Interface dataset entries:
== Segment start ==

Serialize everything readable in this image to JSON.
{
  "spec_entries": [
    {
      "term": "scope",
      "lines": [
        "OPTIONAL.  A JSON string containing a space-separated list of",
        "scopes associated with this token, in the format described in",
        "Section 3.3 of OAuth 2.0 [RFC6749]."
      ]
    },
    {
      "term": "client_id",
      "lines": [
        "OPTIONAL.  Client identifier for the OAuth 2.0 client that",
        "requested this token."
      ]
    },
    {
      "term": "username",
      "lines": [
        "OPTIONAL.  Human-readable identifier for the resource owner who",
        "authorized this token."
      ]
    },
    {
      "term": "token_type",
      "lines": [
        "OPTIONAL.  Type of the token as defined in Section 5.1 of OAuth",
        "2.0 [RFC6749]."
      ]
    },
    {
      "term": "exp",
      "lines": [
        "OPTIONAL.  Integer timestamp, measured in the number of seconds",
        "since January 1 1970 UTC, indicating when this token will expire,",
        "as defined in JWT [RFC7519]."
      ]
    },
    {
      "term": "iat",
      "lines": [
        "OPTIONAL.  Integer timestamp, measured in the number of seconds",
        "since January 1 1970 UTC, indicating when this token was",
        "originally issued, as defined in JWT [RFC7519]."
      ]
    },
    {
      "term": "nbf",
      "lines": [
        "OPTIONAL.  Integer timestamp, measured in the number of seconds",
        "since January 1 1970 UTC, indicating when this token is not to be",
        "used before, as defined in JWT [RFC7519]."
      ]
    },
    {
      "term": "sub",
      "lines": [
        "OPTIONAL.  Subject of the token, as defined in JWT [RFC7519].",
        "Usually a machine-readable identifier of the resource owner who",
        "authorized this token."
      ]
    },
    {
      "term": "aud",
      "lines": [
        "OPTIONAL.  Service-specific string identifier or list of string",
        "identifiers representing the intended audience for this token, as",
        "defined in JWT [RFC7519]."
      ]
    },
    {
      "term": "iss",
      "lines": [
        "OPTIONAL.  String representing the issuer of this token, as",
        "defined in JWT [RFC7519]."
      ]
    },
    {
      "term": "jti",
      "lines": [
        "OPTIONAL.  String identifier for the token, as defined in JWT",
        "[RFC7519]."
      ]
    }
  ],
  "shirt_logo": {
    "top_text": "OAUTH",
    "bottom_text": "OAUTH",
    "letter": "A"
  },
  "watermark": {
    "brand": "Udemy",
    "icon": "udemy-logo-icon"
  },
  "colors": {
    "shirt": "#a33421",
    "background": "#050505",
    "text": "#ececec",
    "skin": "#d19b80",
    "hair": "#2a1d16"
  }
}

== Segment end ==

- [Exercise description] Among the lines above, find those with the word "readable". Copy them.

- [Answer to this problem]
Serialize everything readable in this image to JSON.
        "OPTIONAL.  Human-readable identifier for the resource owner who",
        "Usually a machine-readable identifier of the resource owner who",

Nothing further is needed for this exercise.